**Material to process:**
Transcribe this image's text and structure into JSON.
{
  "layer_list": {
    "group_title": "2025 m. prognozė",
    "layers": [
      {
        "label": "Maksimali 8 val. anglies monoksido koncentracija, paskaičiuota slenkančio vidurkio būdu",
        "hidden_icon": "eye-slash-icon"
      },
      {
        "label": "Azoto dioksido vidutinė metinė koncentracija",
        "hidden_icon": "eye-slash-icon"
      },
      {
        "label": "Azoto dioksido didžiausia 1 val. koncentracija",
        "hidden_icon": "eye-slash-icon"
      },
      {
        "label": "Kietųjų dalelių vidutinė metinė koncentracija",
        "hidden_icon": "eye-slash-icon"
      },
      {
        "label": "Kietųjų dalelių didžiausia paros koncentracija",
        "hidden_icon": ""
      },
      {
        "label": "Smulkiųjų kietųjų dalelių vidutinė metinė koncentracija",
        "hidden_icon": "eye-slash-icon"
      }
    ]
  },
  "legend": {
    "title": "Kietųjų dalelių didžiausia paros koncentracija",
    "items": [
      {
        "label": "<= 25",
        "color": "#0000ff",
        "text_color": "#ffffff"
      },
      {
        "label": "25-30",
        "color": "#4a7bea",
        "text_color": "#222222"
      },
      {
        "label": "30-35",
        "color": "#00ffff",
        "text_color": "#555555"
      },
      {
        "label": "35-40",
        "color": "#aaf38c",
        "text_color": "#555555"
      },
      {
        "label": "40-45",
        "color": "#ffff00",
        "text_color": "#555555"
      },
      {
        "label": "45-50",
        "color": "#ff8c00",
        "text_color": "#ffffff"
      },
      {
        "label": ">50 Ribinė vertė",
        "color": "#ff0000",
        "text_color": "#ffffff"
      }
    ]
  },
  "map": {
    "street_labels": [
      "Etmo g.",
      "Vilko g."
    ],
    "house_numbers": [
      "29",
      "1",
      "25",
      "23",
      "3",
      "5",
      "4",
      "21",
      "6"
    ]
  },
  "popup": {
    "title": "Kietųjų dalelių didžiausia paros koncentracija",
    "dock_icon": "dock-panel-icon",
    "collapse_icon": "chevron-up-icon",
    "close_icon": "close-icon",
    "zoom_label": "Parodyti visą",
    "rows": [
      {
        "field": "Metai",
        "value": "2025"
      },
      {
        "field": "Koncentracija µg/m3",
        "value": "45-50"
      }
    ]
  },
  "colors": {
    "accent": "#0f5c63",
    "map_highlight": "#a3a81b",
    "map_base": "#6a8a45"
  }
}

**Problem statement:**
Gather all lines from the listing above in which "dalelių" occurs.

**Worked solution:**
        "label": "Kietųjų dalelių vidutinė metinė koncentracija",
        "label": "Kietųjų dalelių didžiausia paros koncentracija",
        "label": "Smulkiųjų kietųjų dalelių vidutinė metinė koncentracija",
    "title": "Kietųjų dalelių didžiausia paros koncentracija",
    "title": "Kietųjų dalelių didžiausia paros koncentracija",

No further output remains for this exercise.